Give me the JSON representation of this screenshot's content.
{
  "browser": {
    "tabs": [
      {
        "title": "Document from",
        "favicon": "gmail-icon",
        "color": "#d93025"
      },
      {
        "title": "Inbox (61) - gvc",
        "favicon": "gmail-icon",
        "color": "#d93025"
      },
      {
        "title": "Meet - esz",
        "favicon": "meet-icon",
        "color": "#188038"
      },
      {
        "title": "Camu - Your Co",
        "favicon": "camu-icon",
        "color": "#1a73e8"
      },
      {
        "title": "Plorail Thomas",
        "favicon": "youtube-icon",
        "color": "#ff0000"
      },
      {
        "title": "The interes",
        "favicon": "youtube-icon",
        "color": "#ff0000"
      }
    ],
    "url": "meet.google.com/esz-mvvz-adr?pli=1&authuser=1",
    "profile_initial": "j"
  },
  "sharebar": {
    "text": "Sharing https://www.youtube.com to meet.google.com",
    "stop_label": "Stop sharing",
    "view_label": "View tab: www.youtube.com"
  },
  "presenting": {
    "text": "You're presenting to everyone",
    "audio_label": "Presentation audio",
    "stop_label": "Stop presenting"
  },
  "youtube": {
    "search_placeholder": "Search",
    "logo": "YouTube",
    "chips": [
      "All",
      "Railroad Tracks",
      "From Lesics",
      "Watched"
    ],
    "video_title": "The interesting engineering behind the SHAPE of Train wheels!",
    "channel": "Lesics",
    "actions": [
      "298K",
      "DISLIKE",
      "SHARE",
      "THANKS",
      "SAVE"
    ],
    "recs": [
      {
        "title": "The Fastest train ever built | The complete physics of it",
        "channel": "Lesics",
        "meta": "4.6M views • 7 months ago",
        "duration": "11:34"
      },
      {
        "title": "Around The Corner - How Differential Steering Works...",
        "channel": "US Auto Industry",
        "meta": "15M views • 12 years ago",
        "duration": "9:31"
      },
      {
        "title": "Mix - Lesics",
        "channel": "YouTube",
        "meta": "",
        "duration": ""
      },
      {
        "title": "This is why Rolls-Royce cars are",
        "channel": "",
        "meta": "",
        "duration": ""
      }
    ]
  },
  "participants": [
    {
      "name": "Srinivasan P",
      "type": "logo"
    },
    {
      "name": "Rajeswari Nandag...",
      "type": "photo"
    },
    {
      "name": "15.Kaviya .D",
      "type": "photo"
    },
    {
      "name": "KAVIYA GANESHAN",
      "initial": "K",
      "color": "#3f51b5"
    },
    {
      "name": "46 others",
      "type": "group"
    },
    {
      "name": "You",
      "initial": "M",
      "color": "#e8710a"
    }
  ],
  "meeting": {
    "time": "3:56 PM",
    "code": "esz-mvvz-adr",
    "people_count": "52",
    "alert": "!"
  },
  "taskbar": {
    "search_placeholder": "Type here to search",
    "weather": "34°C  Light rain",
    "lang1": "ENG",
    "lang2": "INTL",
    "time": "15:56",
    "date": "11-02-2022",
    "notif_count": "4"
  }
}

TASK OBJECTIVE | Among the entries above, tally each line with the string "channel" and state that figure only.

RESPONSE TO THIS TASK | 5